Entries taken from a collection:
Segment Open

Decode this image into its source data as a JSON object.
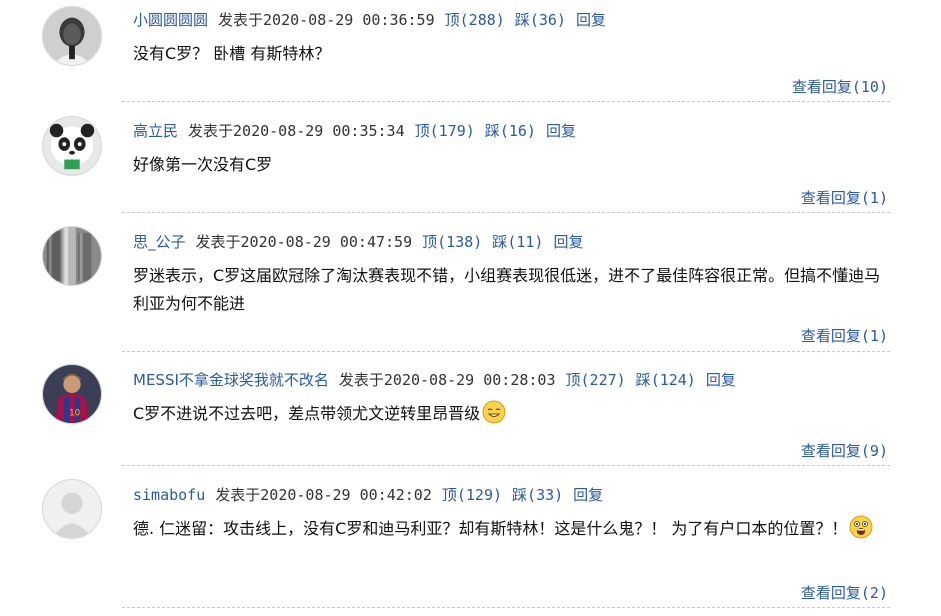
{
  "labels": {
    "posted_prefix": "发表于",
    "upvote": "顶",
    "downvote": "踩",
    "reply": "回复",
    "view_replies": "查看回复"
  },
  "comments": [
    {
      "user": "小圆圆圆圆",
      "time": "2020-08-29 00:36:59",
      "up": "(288)",
      "down": "(36)",
      "text": "没有C罗？ 卧槽 有斯特林？",
      "replies": "(10)",
      "avatar": "child-avatar"
    },
    {
      "user": "高立民",
      "time": "2020-08-29 00:35:34",
      "up": "(179)",
      "down": "(16)",
      "text": "好像第一次没有C罗",
      "replies": "(1)",
      "avatar": "panda-avatar"
    },
    {
      "user": "思_公子",
      "time": "2020-08-29 00:47:59",
      "up": "(138)",
      "down": "(11)",
      "text": "罗迷表示，C罗这届欧冠除了淘汰赛表现不错，小组赛表现很低迷，进不了最佳阵容很正常。但搞不懂迪马利亚为何不能进",
      "replies": "(1)",
      "avatar": "pipes-avatar"
    },
    {
      "user": "MESSI不拿金球奖我就不改名",
      "time": "2020-08-29 00:28:03",
      "up": "(227)",
      "down": "(124)",
      "text": "C罗不进说不过去吧，差点带领尤文逆转里昂晋级",
      "replies": "(9)",
      "avatar": "player-avatar",
      "emoji": "sweat-smile-emoji"
    },
    {
      "user": "simabofu",
      "time": "2020-08-29 00:42:02",
      "up": "(129)",
      "down": "(33)",
      "text": "德. 仁迷留：攻击线上，没有C罗和迪马利亚？却有斯特林！这是什么鬼？！ 为了有户口本的位置？！",
      "replies": "(2)",
      "avatar": "default-avatar",
      "emoji": "shocked-emoji"
    }
  ]
}
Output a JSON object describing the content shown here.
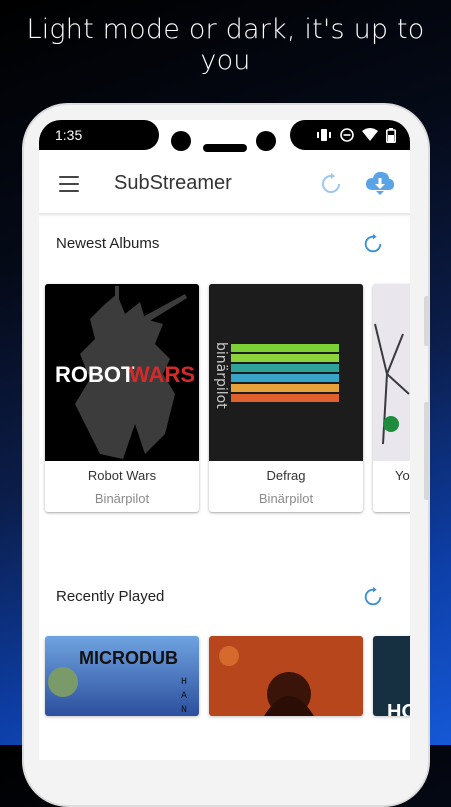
{
  "promo": {
    "headline": "Light mode or dark, it's up to you"
  },
  "status_bar": {
    "time": "1:35"
  },
  "app": {
    "title": "SubStreamer"
  },
  "icons": {
    "menu": "menu-icon",
    "refresh": "refresh-icon",
    "cloud_download": "cloud-download-icon"
  },
  "colors": {
    "accent": "#3b8fd9",
    "background": "#ffffff"
  },
  "sections": [
    {
      "title": "Newest Albums",
      "albums": [
        {
          "title": "Robot Wars",
          "artist": "Binärpilot",
          "cover_text": [
            "ROBOT",
            "WARS"
          ]
        },
        {
          "title": "Defrag",
          "artist": "Binärpilot",
          "cover_text": [
            "binärpilot"
          ]
        },
        {
          "title": "Yo",
          "artist": ""
        }
      ]
    },
    {
      "title": "Recently Played",
      "albums": [
        {
          "title": "",
          "artist": "",
          "cover_text": [
            "MICRODUB",
            "HANDE"
          ]
        },
        {
          "title": "",
          "artist": ""
        },
        {
          "title": "",
          "artist": "",
          "cover_text": [
            "HO"
          ]
        }
      ]
    }
  ]
}
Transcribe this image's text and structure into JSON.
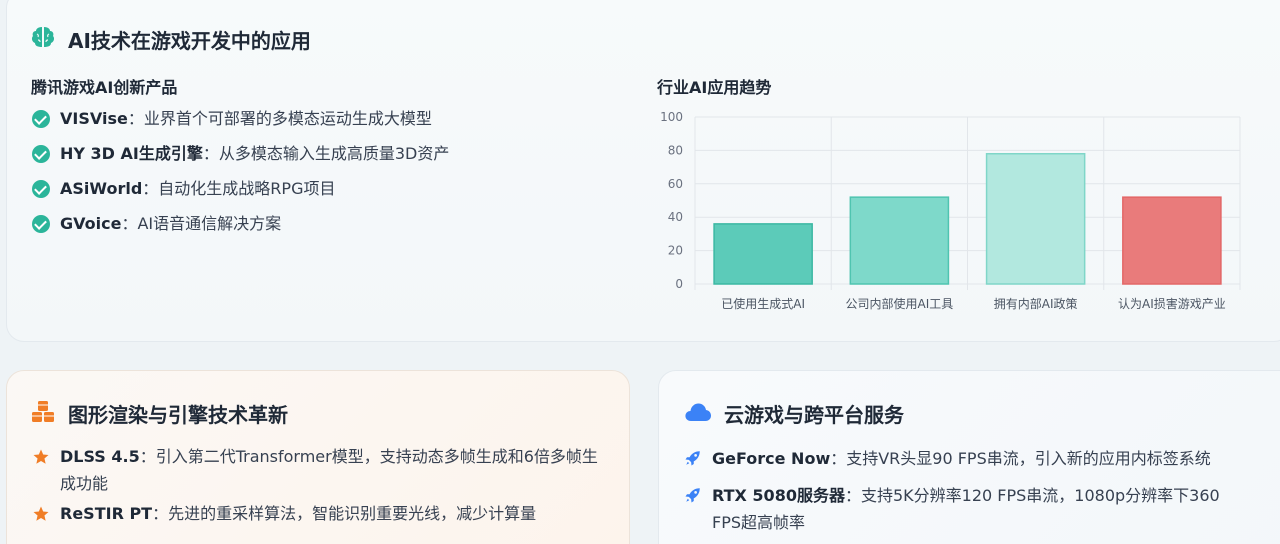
{
  "top_section": {
    "title": "AI技术在游戏开发中的应用",
    "icon": "brain-icon",
    "products": {
      "heading": "腾讯游戏AI创新产品",
      "items": [
        {
          "name": "VISVise",
          "desc": "：业界首个可部署的多模态运动生成大模型"
        },
        {
          "name": "HY 3D AI生成引擎",
          "desc": "：从多模态输入生成高质量3D资产"
        },
        {
          "name": "ASiWorld",
          "desc": "：自动化生成战略RPG项目"
        },
        {
          "name": "GVoice",
          "desc": "：AI语音通信解决方案"
        }
      ]
    },
    "trend": {
      "heading": "行业AI应用趋势"
    }
  },
  "chart_data": {
    "type": "bar",
    "title": "行业AI应用趋势",
    "categories": [
      "已使用生成式AI",
      "公司内部使用AI工具",
      "拥有内部AI政策",
      "认为AI损害游戏产业"
    ],
    "values": [
      36,
      52,
      78,
      52
    ],
    "colors": [
      "#5ccbb9",
      "#7ed9ca",
      "#b2e8df",
      "#e97b7b"
    ],
    "borders": [
      "#3bb8a3",
      "#4fc4b0",
      "#7fd6c8",
      "#e36767"
    ],
    "ylim": [
      0,
      100
    ],
    "yticks": [
      0,
      20,
      40,
      60,
      80,
      100
    ],
    "grid": true,
    "xlabel": "",
    "ylabel": ""
  },
  "rendering_section": {
    "title": "图形渲染与引擎技术革新",
    "icon": "cubes-icon",
    "items": [
      {
        "name": "DLSS 4.5",
        "desc": "：引入第二代Transformer模型，支持动态多帧生成和6倍多帧生成功能"
      },
      {
        "name": "ReSTIR PT",
        "desc": "：先进的重采样算法，智能识别重要光线，减少计算量"
      }
    ]
  },
  "cloud_section": {
    "title": "云游戏与跨平台服务",
    "icon": "cloud-icon",
    "items": [
      {
        "name": "GeForce Now",
        "desc": "：支持VR头显90 FPS串流，引入新的应用内标签系统"
      },
      {
        "name": "RTX 5080服务器",
        "desc": "：支持5K分辨率120 FPS串流，1080p分辨率下360 FPS超高帧率"
      }
    ]
  },
  "colors": {
    "accent_teal": "#2bb59a",
    "accent_orange": "#f07d26",
    "accent_blue": "#3b82f6"
  }
}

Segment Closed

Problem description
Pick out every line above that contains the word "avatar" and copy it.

Answer space
      "avatar": "child-avatar"
      "avatar": "panda-avatar"
      "avatar": "pipes-avatar"
      "avatar": "player-avatar",
      "avatar": "default-avatar",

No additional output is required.